Julia Ibbotson is fascinated by the medieval world and concepts of time travel. She read English at Keele University, England, specialising in medieval language, literature and history, and has a PhD in socio-linguistics. She wrote her first novel at 10 years of age, and longed to become an author, but life intervened, including a turbulent time in Ghana, West Africa, marriage and children. Subsequently, as a single mum and the need for a regular job to pay the bills, she became a fulltime school teacher, then an academic as a senior university lecturer and researcher. Her break came soon after she joined the RNA’s NWS, with a three-book deal. She has published a number of books, including memoir, children’s medieval fantasy, a trilogy set in Ghana, and medieval time-slip, as well as academic works. She is currently published by Endeavour. Apart from insatiable reading, she loves travelling the world, singing in choirs, swimming, yoga and walking in the countryside around her home.
A Shape on the Air:
A Shape on the Air (BEST SELLER historical [medieval] time-slip) “in the best Barbara Erskine tradition”, “fascinating historical period”, “the atmosphere evoked is fabulous”, “captures emotional truth very well”, “absolutely brilliant!”
Drumbeats trilogy (AWARD-WINNING women’s fiction) ” a saga of love, betrayal and second chances”, “heart-warming, compelling, warm and uplifting”, “feel the searing heat of Africa burning right off the pages”, “beautifully written, conjuring up the colour and culture of Ghana”, “a powerful story”.

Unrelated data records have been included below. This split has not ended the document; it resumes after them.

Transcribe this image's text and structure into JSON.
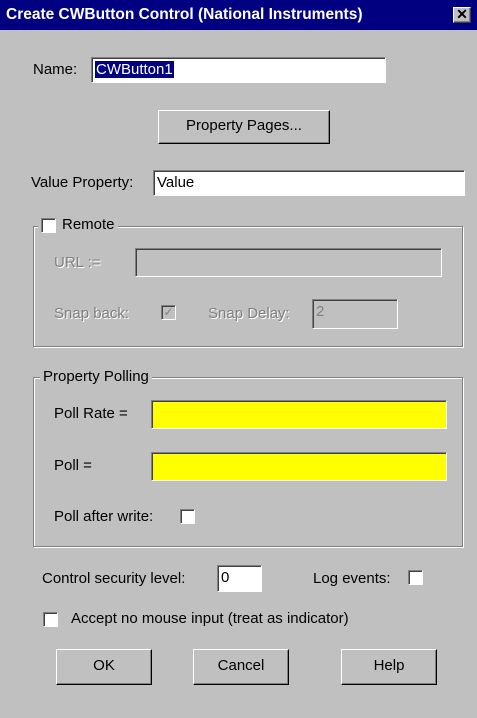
{
  "window": {
    "title": "Create CWButton Control  (National Instruments)",
    "close_glyph": "✕",
    "close_icon": "close-icon"
  },
  "name": {
    "label": "Name:",
    "value": "CWButton1"
  },
  "property_pages_label": "Property Pages...",
  "value_property": {
    "label": "Value Property:",
    "value": "Value"
  },
  "remote": {
    "label": "Remote",
    "checked": false,
    "url_label": "URL :=",
    "url_value": "",
    "snap_back_label": "Snap back:",
    "snap_back_checked": true,
    "snap_back_glyph": "✓",
    "snap_delay_label": "Snap Delay:",
    "snap_delay_value": "2"
  },
  "polling": {
    "legend": "Property Polling",
    "poll_rate_label": "Poll Rate =",
    "poll_rate_value": "",
    "poll_label": "Poll =",
    "poll_value": "",
    "poll_after_write_label": "Poll after write:",
    "field_color": "#ffff00"
  },
  "security": {
    "label": "Control security level:",
    "value": "0"
  },
  "log_events_label": "Log events:",
  "accept_no_mouse_label": "Accept no mouse input (treat as indicator)",
  "buttons": {
    "ok": "OK",
    "cancel": "Cancel",
    "help": "Help"
  },
  "colors": {
    "titlebar": "#000080",
    "dialog": "#c0c0c0",
    "highlight": "#000080"
  }
}
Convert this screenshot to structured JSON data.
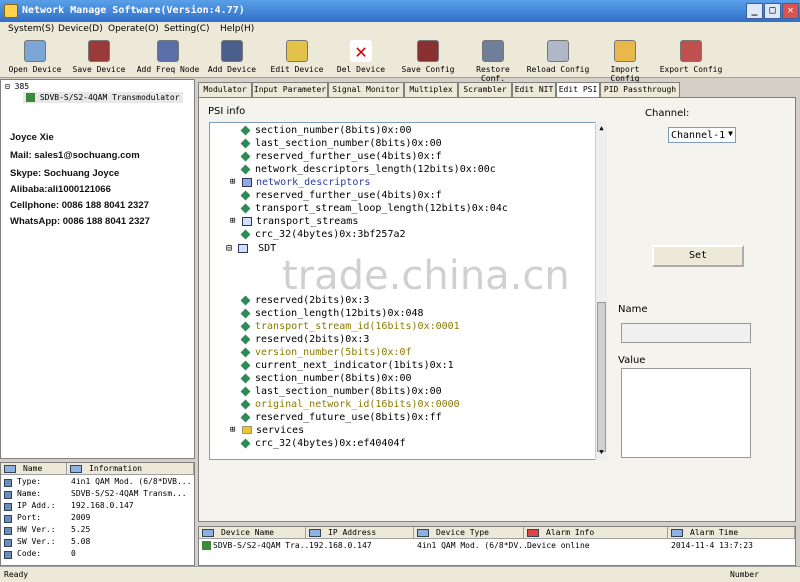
{
  "window": {
    "title": "Network Manage Software(Version:4.77)"
  },
  "menu": [
    "System(S)",
    "Device(D)",
    "Operate(O)",
    "Setting(C)",
    "Help(H)"
  ],
  "toolbar": [
    {
      "label": "Open Device",
      "icon": "open-device-icon"
    },
    {
      "label": "Save Device",
      "icon": "save-device-icon"
    },
    {
      "label": "Add Freq Node",
      "icon": "add-freq-node-icon"
    },
    {
      "label": "Add Device",
      "icon": "add-device-icon"
    },
    {
      "label": "Edit Device",
      "icon": "edit-device-icon"
    },
    {
      "label": "Del Device",
      "icon": "delete-icon"
    },
    {
      "label": "Save Config",
      "icon": "save-config-icon"
    },
    {
      "label": "Restore Conf.",
      "icon": "restore-config-icon"
    },
    {
      "label": "Reload Config",
      "icon": "reload-config-icon"
    },
    {
      "label": "Import Config",
      "icon": "import-config-icon"
    },
    {
      "label": "Export Config",
      "icon": "export-config-icon"
    }
  ],
  "device_tree": {
    "root": "385",
    "child": "SDVB-S/S2-4QAM Transmodulator"
  },
  "contact": {
    "name": "Joyce Xie",
    "mail": "Mail: sales1@sochuang.com",
    "skype": "Skype: Sochuang Joyce",
    "alibaba": "Alibaba:ali1000121066",
    "cellphone": "Cellphone: 0086 188 8041 2327",
    "whatsapp": "WhatsApp: 0086 188 8041 2327"
  },
  "info_table": {
    "headers": [
      "Name",
      "Information"
    ],
    "rows": [
      [
        "Type:",
        "4in1 QAM Mod. (6/8*DVB..."
      ],
      [
        "Name:",
        "SDVB-S/S2-4QAM Transm..."
      ],
      [
        "IP Add.:",
        "192.168.0.147"
      ],
      [
        "Port:",
        "2009"
      ],
      [
        "HW Ver.:",
        "5.25"
      ],
      [
        "SW Ver.:",
        "5.08"
      ],
      [
        "Code:",
        "0"
      ]
    ]
  },
  "tabs": [
    "Modulator",
    "Input Parameter",
    "Signal Monitor",
    "Multiplex",
    "Scrambler",
    "Edit NIT",
    "Edit PSI",
    "PID Passthrough"
  ],
  "psi": {
    "label": "PSI info",
    "lines_top": [
      {
        "text": "section_number(8bits)0x:00",
        "kind": "leaf",
        "color": "#000"
      },
      {
        "text": "last_section_number(8bits)0x:00",
        "kind": "leaf",
        "color": "#000"
      },
      {
        "text": "reserved_further_use(4bits)0x:f",
        "kind": "leaf",
        "color": "#000"
      },
      {
        "text": "network_descriptors_length(12bits)0x:00c",
        "kind": "leaf",
        "color": "#000"
      },
      {
        "text": "network_descriptors",
        "kind": "group",
        "color": "#2a3f9a"
      },
      {
        "text": "reserved_further_use(4bits)0x:f",
        "kind": "leaf",
        "color": "#000"
      },
      {
        "text": "transport_stream_loop_length(12bits)0x:04c",
        "kind": "leaf",
        "color": "#000"
      },
      {
        "text": "transport_streams",
        "kind": "table",
        "color": "#000"
      },
      {
        "text": "crc_32(4bytes)0x:3bf257a2",
        "kind": "leaf",
        "color": "#000"
      }
    ],
    "sdt_label": "SDT",
    "lines_bottom": [
      {
        "text": "reserved(2bits)0x:3",
        "kind": "leaf",
        "color": "#000"
      },
      {
        "text": "section_length(12bits)0x:048",
        "kind": "leaf",
        "color": "#000"
      },
      {
        "text": "transport_stream_id(16bits)0x:0001",
        "kind": "leaf",
        "color": "#8a7a00"
      },
      {
        "text": "reserved(2bits)0x:3",
        "kind": "leaf",
        "color": "#000"
      },
      {
        "text": "version_number(5bits)0x:0f",
        "kind": "leaf",
        "color": "#8a7a00"
      },
      {
        "text": "current_next_indicator(1bits)0x:1",
        "kind": "leaf",
        "color": "#000"
      },
      {
        "text": "section_number(8bits)0x:00",
        "kind": "leaf",
        "color": "#000"
      },
      {
        "text": "last_section_number(8bits)0x:00",
        "kind": "leaf",
        "color": "#000"
      },
      {
        "text": "original_network_id(16bits)0x:0000",
        "kind": "leaf",
        "color": "#8a7a00"
      },
      {
        "text": "reserved_future_use(8bits)0x:ff",
        "kind": "leaf",
        "color": "#000"
      },
      {
        "text": "services",
        "kind": "folder",
        "color": "#000"
      },
      {
        "text": "crc_32(4bytes)0x:ef40404f",
        "kind": "leaf",
        "color": "#000"
      }
    ]
  },
  "side_panel": {
    "channel_label": "Channel:",
    "channel_value": "Channel-1",
    "set_button": "Set",
    "name_label": "Name",
    "value_label": "Value"
  },
  "watermark": "trade.china.cn",
  "device_list": {
    "headers": [
      "Device Name",
      "IP Address",
      "Device Type",
      "Alarm Info",
      "Alarm Time"
    ],
    "row": [
      "SDVB-S/S2-4QAM Tra...",
      "192.168.0.147",
      "4in1 QAM Mod. (6/8*DV...",
      "Device online",
      "2014-11-4 13:7:23"
    ]
  },
  "status": {
    "left": "Ready",
    "right": "Number"
  }
}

The Old Rectory: escape to a Country Kitchen (BEST SELLER memoir, recipes, history of food, Victorian kitchen to present day) “enchantingly told”, ” this award-winning book is witty and charming in equal measure”, “gorgeous”, “a delightful, cosy read”, “written with her trademark wit and honesty”, “combining mouth-watering recipes with touching and heartfelt memoir .. a delightful journey.. food throughout history and the changing seasons.”
S.C.A.R.S (children 9-14) “a tale so vivid and real I couldn’t put it down”, “the smell of adventure with every breath!”
International short URL link to my books on Amazon: Author.to/JuliaIbbotsonauthor
My website is at https://juliaibbotsonauthor.com